Whether China’s model of judicial review will evolve into a more discursive, independent model is a pressing issue in international law and politics. This issue has gained even greater prominence after China’s accession to the World Trade Organization (WTO). Rule of law, and its attendant judicial review, facilitates economic growth because it affords stability, transparency, and fairness to the entire economy. The directional growth and development of Chinese constitutionalism has national, interregional, and international implications that affect the growth and prosperity of both China and the world’s economy.
On March 14th, 2004, China amended its 1982 Constitution. Past amendments to the 1982 Constitution had mostly addressed economic reform. Conversely, the March 14, 2004 amendments to the 1982 Constitution addressed liberty and human rights, including property rights.
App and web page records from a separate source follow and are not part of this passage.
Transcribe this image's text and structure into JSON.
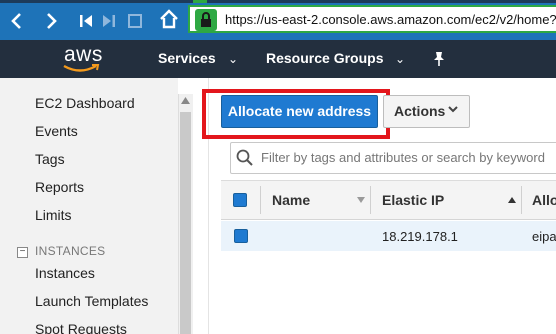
{
  "browser": {
    "url": "https://us-east-2.console.aws.amazon.com/ec2/v2/home?r"
  },
  "header": {
    "logo": "aws",
    "services_label": "Services",
    "resource_groups_label": "Resource Groups",
    "chevron": "⌄"
  },
  "sidebar": {
    "items": [
      {
        "label": "EC2 Dashboard"
      },
      {
        "label": "Events"
      },
      {
        "label": "Tags"
      },
      {
        "label": "Reports"
      },
      {
        "label": "Limits"
      }
    ],
    "section_toggle": "−",
    "section": "INSTANCES",
    "section_items": [
      {
        "label": "Instances"
      },
      {
        "label": "Launch Templates"
      },
      {
        "label": "Spot Requests"
      }
    ]
  },
  "toolbar": {
    "allocate_label": "Allocate new address",
    "actions_label": "Actions"
  },
  "search": {
    "placeholder": "Filter by tags and attributes or search by keyword"
  },
  "table": {
    "columns": [
      "Name",
      "Elastic IP",
      "Allo"
    ],
    "rows": [
      {
        "name": "",
        "elastic_ip": "18.219.178.1",
        "allocation": "eipa"
      }
    ]
  },
  "colors": {
    "browser_bar": "#1e73b8",
    "aws_header": "#232f3e",
    "primary_button": "#1f7ad1",
    "highlight_box": "#e3161c",
    "secure_green": "#2ea843"
  },
  "icons": [
    "back-arrow-icon",
    "forward-arrow-icon",
    "skip-back-icon",
    "skip-forward-icon",
    "home-icon",
    "lock-icon",
    "pin-icon",
    "caret-down-icon",
    "search-icon",
    "sort-caret-icon"
  ]
}
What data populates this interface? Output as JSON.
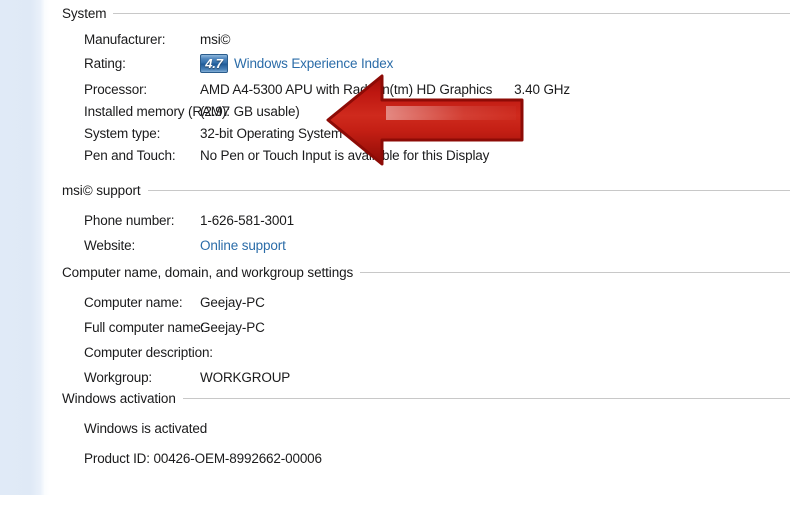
{
  "page": {
    "background_color": "#ffffff",
    "gutter_color": "#dfe9f6",
    "link_color": "#2b6ca8",
    "rule_color": "#c8c8c8",
    "text_color": "#1b1b1c"
  },
  "sections": {
    "system": {
      "title": "System",
      "rows": {
        "manufacturer": {
          "label": "Manufacturer:",
          "value": "msi©"
        },
        "rating": {
          "label": "Rating:",
          "score": "4.7",
          "link_text": "Windows Experience Index"
        },
        "processor": {
          "label": "Processor:",
          "value": "AMD A4-5300 APU with Radeon(tm) HD Graphics",
          "speed": "3.40 GHz"
        },
        "memory": {
          "label": "Installed memory (RAM):",
          "value": "(2.97 GB usable)"
        },
        "system_type": {
          "label": "System type:",
          "value": "32-bit Operating System"
        },
        "pen_and_touch": {
          "label": "Pen and Touch:",
          "value": "No Pen or Touch Input is available for this Display"
        }
      }
    },
    "support": {
      "title": "msi© support",
      "rows": {
        "phone": {
          "label": "Phone number:",
          "value": "1-626-581-3001"
        },
        "website": {
          "label": "Website:",
          "link_text": "Online support"
        }
      }
    },
    "computer_name": {
      "title": "Computer name, domain, and workgroup settings",
      "rows": {
        "computer_name": {
          "label": "Computer name:",
          "value": "Geejay-PC"
        },
        "full_computer_name": {
          "label": "Full computer name:",
          "value": "Geejay-PC"
        },
        "computer_description": {
          "label": "Computer description:",
          "value": ""
        },
        "workgroup": {
          "label": "Workgroup:",
          "value": "WORKGROUP"
        }
      }
    },
    "activation": {
      "title": "Windows activation",
      "status_text": "Windows is activated",
      "product_id_text": "Product ID: 00426-OEM-8992662-00006"
    }
  },
  "annotation": {
    "arrow": {
      "name": "red-left-arrow",
      "direction": "left",
      "fill_color": "#c0170f",
      "border_color": "#8d0b06",
      "target_label": "Installed memory (RAM)"
    }
  }
}
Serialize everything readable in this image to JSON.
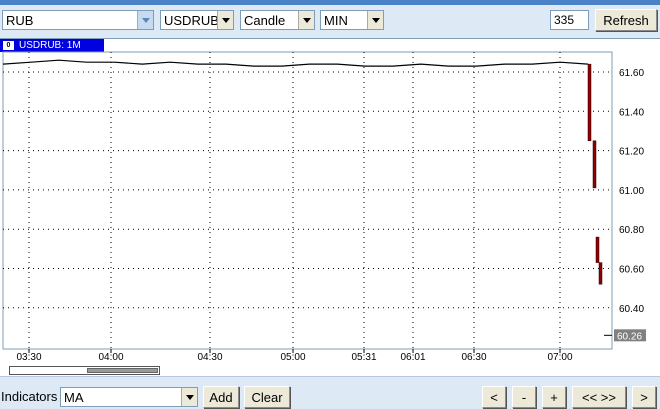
{
  "toolbar": {
    "currency": "RUB",
    "symbol": "USDRUB",
    "chart_type": "Candle",
    "period": "MIN",
    "bar_count": "335",
    "refresh_label": "Refresh"
  },
  "chart_tab": {
    "close_glyph": "0",
    "title": "USDRUB: 1M"
  },
  "colors": {
    "candle_down": "#8b0000",
    "tab_bg": "#0000e0",
    "price_tag": "#808080"
  },
  "chart_data": {
    "type": "line",
    "ylim": [
      60.26,
      61.7
    ],
    "y_ticks": [
      "61.60",
      "61.40",
      "61.20",
      "61.00",
      "60.80",
      "60.60",
      "60.40"
    ],
    "x_ticks": [
      "03:30",
      "04:00",
      "04:30",
      "05:00",
      "05:31",
      "06:01",
      "06:30",
      "07:00"
    ],
    "current_price": "60.26",
    "grid": true,
    "series": [
      {
        "points": [
          61.64,
          61.65,
          61.66,
          61.65,
          61.65,
          61.64,
          61.65,
          61.64,
          61.64,
          61.63,
          61.63,
          61.64,
          61.64,
          61.63,
          61.63,
          61.64,
          61.63,
          61.63,
          61.64,
          61.64,
          61.65,
          61.64
        ]
      }
    ],
    "candles": [
      {
        "open": 61.64,
        "close": 61.25
      },
      {
        "open": 61.25,
        "close": 61.01
      },
      {
        "open": 60.76,
        "close": 60.63
      },
      {
        "open": 60.63,
        "close": 60.52
      }
    ]
  },
  "bottom": {
    "indicators_label": "Indicators",
    "indicator": "MA",
    "add_label": "Add",
    "clear_label": "Clear",
    "nav": [
      "<",
      "-",
      "+",
      "<< >>",
      ">"
    ]
  }
}
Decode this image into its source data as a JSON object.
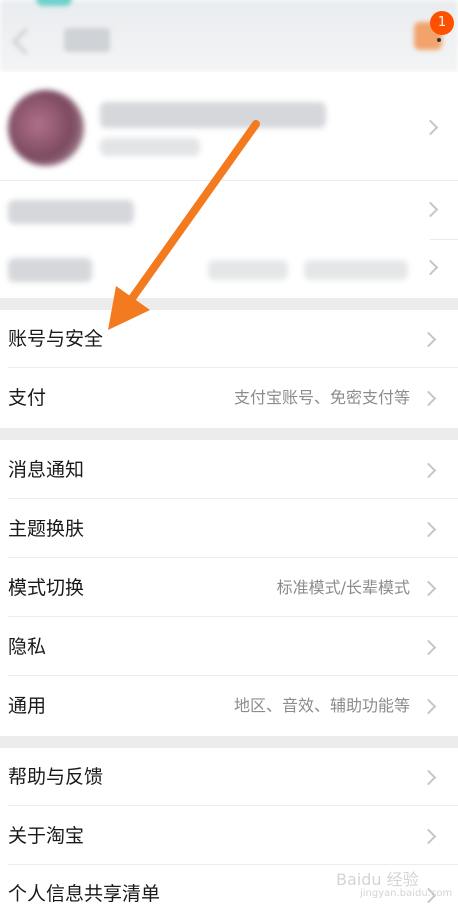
{
  "header": {
    "notification_count": "1"
  },
  "sections": [
    {
      "items": [
        {
          "label": "账号与安全",
          "sub": ""
        },
        {
          "label": "支付",
          "sub": "支付宝账号、免密支付等"
        }
      ]
    },
    {
      "items": [
        {
          "label": "消息通知",
          "sub": ""
        },
        {
          "label": "主题换肤",
          "sub": ""
        },
        {
          "label": "模式切换",
          "sub": "标准模式/长辈模式"
        },
        {
          "label": "隐私",
          "sub": ""
        },
        {
          "label": "通用",
          "sub": "地区、音效、辅助功能等"
        }
      ]
    },
    {
      "items": [
        {
          "label": "帮助与反馈",
          "sub": ""
        },
        {
          "label": "关于淘宝",
          "sub": ""
        },
        {
          "label": "个人信息共享清单",
          "sub": ""
        }
      ]
    }
  ],
  "watermark": {
    "brand": "Baidu 经验",
    "url": "jingyan.baidu.com"
  },
  "colors": {
    "annotation_arrow": "#f47a20",
    "badge": "#ff5000",
    "section_gap": "#ececec"
  }
}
These new amendments inadvertently provide a gauge for measuring the “constitutionalism” of China’s 1982 Constitution against modern constitutions.1 For instance, the constitutionalism of the 1982 Constitution may be assessed by whether, under its current constitutional regime, China can give efficacy to a constitutional amendment that supposedly safeguards human rights and rights over private property. Forces that influence China’s constitutionalism include China’s ontological base in tradition (Confucianism), political ideology, constitutional history, and constitutional and governmental structure. The newest amendments also incorporate the ideology of Jiang Zemin’s “Theory of the Three Represents” into the preamble as an additional guiding ideology. These circumstances illustrate how Chinese political ideology and culture affect constitutionalism, the safeguarding of liberty, and the development of a positive and discursive model of judicial review.
M. Ulric Killion,
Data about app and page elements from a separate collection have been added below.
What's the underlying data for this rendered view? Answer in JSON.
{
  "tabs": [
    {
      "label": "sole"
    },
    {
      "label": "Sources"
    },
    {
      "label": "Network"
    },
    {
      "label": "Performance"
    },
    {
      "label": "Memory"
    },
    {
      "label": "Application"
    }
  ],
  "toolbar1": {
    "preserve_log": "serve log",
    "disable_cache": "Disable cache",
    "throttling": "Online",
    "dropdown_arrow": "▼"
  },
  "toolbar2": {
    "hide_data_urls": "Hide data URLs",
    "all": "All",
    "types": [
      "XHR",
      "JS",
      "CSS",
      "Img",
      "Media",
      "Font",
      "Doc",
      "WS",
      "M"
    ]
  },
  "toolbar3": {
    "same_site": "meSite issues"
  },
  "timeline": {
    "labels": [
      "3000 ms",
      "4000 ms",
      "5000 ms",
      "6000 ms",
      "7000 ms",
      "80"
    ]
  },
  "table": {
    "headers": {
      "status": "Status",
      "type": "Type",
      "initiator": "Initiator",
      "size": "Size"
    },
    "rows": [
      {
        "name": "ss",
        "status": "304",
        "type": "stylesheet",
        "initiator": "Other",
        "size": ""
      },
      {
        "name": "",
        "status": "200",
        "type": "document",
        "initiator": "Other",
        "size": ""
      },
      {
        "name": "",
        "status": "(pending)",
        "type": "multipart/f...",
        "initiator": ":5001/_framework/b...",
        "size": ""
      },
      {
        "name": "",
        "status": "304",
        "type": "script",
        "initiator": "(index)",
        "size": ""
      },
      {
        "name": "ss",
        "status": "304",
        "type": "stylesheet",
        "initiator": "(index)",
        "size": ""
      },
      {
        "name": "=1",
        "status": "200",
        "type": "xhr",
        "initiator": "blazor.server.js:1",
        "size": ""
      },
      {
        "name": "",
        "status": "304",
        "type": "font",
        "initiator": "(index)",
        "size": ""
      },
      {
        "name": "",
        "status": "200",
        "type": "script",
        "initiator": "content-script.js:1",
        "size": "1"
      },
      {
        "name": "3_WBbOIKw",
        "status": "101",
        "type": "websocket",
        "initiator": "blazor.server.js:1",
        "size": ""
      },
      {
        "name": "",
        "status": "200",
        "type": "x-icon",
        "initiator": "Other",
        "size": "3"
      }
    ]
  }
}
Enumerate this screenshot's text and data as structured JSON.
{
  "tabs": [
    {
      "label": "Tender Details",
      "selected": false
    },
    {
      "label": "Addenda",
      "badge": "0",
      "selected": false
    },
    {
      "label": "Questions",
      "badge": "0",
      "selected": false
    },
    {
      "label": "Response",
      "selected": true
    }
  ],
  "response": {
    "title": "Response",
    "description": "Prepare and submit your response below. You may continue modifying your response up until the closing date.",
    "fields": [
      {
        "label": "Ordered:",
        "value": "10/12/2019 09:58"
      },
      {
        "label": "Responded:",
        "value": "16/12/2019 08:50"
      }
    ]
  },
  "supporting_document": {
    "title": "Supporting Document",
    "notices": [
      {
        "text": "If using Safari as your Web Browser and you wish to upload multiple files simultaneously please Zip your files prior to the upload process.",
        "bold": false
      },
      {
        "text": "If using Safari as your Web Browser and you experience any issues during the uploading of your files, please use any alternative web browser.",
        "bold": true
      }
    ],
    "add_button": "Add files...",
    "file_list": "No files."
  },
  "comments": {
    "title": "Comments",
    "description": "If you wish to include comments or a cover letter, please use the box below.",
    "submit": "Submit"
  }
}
China's Amended Constitution: Quest for Liberty and Independent Judicial Review,
Wash. U. Global Stud. L. Rev.